You can just see part of my Mum standing behind me in this photo, she looked like a beautiful Hawaiian princess in pink and turquoise with her gorgeous dark hair in an over-the-shoulder plait.

It was a magical day at a gorgeous location. I have been blessed to be invited to two weddings in the last few months and they’re always an amazing occasion. Wishing everyone who got married this summer many many happy years together.


Cute Easy Hand-Made Owls

This is a lovely little craft project which is pretty fast by hand and lightning fast with a machine. I found this lovely pin on pinterest and knew I just had to make them!

Aren’t they lovely?! I didn’t have such cute fabric and didn’t have time to buy any as I was in a hurry to make something for my literally-just-born baby cousin. So I rooted about in my scrap box and made this little beauty.

DSCF9241 DSCF9242 1959684_10151877201650653_1932284046_n
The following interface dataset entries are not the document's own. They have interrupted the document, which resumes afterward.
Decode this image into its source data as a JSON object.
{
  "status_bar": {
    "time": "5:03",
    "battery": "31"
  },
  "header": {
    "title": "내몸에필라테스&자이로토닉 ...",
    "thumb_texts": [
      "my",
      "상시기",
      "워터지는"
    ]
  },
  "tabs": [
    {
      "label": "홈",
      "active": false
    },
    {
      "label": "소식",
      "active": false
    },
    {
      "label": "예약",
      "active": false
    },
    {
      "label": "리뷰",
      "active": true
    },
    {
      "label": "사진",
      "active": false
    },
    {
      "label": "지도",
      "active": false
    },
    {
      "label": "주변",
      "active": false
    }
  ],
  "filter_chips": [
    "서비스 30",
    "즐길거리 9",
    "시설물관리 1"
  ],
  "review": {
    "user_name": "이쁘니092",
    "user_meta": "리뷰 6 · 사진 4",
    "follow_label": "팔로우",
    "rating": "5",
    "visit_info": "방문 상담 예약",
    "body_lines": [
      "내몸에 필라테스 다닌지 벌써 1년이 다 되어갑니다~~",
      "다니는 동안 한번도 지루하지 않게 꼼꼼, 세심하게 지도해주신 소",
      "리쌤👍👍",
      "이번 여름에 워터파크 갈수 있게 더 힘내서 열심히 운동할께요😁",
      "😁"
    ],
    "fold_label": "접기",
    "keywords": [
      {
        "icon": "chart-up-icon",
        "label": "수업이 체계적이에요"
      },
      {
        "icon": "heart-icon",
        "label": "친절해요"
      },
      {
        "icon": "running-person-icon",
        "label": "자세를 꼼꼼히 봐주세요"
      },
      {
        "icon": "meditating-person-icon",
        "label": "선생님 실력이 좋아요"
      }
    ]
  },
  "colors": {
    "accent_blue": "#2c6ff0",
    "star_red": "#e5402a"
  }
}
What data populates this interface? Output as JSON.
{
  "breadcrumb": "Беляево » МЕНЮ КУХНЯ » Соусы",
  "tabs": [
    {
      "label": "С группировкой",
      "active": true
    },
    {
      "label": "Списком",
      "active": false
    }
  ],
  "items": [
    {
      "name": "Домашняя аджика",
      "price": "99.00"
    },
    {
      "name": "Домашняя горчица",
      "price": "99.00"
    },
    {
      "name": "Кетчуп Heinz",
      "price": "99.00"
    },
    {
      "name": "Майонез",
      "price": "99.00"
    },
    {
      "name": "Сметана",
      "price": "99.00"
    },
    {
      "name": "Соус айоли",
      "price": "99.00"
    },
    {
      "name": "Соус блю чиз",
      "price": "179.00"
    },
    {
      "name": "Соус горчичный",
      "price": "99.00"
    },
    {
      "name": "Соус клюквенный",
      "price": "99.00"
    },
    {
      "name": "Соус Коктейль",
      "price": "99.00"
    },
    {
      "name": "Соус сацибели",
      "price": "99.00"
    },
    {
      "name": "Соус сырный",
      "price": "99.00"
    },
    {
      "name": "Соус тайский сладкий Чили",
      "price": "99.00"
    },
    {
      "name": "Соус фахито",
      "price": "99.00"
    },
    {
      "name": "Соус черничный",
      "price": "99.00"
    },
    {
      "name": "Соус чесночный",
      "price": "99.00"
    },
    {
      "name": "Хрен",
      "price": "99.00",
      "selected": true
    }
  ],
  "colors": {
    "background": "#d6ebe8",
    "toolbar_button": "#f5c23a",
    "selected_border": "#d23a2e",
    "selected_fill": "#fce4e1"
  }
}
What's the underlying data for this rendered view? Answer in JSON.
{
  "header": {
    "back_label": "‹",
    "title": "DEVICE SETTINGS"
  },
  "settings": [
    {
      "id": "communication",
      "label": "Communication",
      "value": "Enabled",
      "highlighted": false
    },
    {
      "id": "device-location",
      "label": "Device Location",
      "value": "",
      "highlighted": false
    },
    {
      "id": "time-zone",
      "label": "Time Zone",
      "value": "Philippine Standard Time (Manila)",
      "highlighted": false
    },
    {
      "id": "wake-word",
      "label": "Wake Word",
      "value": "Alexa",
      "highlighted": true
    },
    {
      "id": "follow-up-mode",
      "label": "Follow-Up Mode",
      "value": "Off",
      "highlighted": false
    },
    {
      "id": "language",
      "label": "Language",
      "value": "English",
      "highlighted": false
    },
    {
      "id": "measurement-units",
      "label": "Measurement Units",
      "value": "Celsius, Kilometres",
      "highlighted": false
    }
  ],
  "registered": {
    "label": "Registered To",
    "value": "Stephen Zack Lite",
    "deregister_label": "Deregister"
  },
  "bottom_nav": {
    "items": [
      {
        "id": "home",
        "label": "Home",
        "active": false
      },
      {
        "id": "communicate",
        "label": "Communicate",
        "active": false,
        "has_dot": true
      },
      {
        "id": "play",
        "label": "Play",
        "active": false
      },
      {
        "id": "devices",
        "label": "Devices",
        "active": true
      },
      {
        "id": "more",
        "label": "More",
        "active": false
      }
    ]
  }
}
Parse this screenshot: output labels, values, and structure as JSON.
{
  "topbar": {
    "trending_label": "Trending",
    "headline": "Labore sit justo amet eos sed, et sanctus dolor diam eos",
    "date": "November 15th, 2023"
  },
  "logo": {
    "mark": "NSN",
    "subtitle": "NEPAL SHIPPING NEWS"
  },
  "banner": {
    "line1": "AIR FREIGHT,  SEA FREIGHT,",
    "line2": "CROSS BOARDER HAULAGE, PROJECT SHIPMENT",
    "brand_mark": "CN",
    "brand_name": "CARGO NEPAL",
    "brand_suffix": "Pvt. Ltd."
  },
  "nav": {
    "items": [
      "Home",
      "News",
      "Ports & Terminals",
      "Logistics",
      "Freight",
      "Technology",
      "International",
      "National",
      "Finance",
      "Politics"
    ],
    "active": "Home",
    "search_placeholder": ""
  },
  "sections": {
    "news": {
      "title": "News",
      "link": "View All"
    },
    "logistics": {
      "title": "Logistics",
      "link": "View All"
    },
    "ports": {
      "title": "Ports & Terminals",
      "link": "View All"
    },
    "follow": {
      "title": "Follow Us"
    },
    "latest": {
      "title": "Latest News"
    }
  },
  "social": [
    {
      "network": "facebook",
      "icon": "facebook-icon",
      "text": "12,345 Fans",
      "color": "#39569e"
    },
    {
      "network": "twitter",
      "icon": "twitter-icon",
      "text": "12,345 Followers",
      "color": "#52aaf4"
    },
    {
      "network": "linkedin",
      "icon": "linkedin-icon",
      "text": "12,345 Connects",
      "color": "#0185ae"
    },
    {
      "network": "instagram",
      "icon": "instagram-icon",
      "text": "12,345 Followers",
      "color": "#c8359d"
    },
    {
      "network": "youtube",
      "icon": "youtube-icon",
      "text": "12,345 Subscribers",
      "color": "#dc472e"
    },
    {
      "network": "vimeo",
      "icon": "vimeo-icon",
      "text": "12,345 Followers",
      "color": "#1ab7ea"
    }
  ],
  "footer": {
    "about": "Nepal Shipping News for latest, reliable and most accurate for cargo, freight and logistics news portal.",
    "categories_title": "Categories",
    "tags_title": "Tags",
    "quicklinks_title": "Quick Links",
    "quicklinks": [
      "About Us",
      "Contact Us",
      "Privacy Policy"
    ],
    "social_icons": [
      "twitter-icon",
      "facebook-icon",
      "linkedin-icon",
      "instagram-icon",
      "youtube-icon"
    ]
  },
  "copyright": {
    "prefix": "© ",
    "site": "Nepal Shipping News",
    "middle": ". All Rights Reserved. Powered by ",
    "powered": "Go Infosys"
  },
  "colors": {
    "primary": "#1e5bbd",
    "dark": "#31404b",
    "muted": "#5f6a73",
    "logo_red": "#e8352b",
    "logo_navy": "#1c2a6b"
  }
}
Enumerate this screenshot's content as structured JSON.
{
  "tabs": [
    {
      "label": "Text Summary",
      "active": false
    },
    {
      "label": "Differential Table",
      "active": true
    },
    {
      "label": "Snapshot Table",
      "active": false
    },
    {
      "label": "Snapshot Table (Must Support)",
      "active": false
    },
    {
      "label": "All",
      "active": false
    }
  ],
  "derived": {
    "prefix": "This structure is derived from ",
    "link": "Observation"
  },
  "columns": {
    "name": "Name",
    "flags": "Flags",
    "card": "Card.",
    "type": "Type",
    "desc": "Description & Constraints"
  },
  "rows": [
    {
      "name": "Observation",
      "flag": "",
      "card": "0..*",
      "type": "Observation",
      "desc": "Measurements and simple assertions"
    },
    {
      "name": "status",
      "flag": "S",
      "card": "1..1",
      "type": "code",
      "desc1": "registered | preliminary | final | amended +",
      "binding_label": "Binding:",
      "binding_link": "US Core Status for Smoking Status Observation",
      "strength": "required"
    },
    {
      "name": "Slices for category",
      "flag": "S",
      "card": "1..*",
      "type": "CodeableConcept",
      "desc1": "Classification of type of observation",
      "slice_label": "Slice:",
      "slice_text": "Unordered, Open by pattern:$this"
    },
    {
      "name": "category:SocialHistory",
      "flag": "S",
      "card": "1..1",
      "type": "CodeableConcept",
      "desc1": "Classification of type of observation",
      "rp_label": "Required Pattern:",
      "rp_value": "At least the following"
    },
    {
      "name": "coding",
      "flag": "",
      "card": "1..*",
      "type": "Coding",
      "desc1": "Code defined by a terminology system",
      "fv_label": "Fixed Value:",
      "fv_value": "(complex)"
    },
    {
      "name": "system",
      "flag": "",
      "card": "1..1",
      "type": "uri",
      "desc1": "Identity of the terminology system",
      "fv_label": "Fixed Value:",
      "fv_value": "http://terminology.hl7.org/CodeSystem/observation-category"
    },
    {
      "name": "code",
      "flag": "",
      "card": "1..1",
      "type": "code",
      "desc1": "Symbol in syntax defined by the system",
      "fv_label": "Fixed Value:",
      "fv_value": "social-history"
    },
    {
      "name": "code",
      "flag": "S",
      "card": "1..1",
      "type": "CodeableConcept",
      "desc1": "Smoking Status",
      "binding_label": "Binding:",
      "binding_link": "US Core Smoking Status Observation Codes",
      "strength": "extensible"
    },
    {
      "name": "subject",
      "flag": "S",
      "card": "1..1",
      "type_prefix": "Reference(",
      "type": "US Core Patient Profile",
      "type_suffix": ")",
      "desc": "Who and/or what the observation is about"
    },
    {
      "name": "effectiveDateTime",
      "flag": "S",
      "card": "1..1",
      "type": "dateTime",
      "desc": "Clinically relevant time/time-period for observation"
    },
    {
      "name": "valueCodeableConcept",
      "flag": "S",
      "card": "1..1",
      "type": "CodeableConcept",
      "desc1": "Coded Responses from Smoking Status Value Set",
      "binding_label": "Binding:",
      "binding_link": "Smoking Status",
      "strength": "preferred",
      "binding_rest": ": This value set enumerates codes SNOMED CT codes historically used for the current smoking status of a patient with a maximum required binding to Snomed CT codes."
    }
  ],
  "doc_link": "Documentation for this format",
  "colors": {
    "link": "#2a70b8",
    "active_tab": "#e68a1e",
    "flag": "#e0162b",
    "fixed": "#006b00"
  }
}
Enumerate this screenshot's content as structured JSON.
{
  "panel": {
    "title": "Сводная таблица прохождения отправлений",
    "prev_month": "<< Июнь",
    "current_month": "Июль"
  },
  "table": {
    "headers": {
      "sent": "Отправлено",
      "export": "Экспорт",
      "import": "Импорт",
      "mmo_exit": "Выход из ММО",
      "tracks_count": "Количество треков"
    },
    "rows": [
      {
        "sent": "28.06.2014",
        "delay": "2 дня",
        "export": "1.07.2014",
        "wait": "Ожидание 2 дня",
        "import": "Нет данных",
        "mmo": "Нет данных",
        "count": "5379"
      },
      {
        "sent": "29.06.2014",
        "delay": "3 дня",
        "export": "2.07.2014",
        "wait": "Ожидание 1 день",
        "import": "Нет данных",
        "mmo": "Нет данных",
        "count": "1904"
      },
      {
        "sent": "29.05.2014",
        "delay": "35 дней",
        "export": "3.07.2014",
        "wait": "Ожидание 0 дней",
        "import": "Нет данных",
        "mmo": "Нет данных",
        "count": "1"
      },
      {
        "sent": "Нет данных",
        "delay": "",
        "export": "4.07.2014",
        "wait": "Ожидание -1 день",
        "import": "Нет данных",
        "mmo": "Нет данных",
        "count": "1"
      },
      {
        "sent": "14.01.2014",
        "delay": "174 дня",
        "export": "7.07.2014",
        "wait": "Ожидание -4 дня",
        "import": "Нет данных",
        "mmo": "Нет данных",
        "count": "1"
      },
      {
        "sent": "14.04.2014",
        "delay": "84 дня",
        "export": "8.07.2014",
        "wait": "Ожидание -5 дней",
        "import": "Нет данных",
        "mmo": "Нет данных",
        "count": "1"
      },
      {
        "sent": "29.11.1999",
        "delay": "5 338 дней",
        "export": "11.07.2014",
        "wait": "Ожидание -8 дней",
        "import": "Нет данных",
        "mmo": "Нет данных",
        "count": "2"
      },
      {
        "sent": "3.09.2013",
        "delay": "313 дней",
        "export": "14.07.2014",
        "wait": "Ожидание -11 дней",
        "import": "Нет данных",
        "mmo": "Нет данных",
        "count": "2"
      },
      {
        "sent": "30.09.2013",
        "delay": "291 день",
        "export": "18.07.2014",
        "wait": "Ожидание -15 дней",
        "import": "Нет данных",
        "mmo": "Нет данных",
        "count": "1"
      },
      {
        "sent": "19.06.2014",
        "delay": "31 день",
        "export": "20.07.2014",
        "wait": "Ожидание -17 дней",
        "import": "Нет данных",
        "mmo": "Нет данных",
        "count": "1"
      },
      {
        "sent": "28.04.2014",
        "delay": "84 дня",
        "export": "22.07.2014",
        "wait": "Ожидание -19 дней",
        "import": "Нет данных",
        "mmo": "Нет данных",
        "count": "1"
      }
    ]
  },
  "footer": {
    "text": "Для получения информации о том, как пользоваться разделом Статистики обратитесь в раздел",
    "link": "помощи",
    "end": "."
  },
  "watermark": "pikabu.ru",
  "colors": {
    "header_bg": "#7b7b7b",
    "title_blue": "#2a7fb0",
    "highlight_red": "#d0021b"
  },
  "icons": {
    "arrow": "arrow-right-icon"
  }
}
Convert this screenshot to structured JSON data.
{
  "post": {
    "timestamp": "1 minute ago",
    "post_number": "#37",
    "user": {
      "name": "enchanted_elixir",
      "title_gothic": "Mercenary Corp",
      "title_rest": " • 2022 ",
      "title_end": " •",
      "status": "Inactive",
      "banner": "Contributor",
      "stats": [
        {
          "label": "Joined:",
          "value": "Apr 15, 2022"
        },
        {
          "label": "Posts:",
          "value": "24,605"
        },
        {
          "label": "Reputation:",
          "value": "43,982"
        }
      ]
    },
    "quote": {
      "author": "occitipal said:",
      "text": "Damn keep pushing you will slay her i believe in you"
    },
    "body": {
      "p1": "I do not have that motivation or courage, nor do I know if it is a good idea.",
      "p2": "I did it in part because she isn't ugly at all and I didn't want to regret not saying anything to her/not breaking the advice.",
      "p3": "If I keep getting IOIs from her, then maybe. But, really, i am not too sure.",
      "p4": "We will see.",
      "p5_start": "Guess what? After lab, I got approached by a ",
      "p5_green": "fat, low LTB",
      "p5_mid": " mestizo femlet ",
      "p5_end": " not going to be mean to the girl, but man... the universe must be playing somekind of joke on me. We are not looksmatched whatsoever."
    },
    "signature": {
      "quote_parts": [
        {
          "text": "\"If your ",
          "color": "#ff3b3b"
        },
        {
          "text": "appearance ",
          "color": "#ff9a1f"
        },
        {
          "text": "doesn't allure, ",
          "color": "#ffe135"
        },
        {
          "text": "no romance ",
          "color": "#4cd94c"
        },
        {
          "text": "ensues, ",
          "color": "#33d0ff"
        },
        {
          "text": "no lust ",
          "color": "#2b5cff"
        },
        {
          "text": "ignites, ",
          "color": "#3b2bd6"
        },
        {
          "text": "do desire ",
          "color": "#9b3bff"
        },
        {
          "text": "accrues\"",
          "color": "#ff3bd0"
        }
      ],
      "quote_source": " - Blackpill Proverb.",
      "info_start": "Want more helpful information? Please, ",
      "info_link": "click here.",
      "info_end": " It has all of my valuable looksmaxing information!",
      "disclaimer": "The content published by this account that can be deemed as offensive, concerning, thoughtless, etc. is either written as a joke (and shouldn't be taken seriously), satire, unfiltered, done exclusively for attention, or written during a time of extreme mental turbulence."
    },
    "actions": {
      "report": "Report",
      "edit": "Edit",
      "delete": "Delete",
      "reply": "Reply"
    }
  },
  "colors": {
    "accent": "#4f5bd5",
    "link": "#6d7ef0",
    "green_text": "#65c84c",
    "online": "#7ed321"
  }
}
There’s a bonus picture there of the recipient of said owl – isn’t she cute! I haven’t met her in person yet and I can’t wait to visit in Easter.

The above owl took me over two hours to make as I wanted to make all the stitching super-secure so almost no amount of pulling or chewing would cause things to become unattached, and so that the owl can be machine washed. I have made two more since then for my Mum and Boyfriend (who were both ooh-ing and ahh-ing over the first one) and they were quicker as the super-robust stitching wasn’t so important.

I’m afraid I really dropped the ball on doing progressive pictures of this… I managed a grand total of ONE in progress pic, lol, sorry! But the blog which was the original inspiration for this has pretty much the perfect instructions, so for a how-to, go here:



The one piece of advice I have is don’t use stretchy fabric for the breast of the bird like I did for the owl on the left as it will expand so that you don’t see as much of the back fabric from the front, which doesn’t look so nice, stick to a good woven cotton or something fluffy like my first own and you should be fine:)


Enjoy and have a good weekend!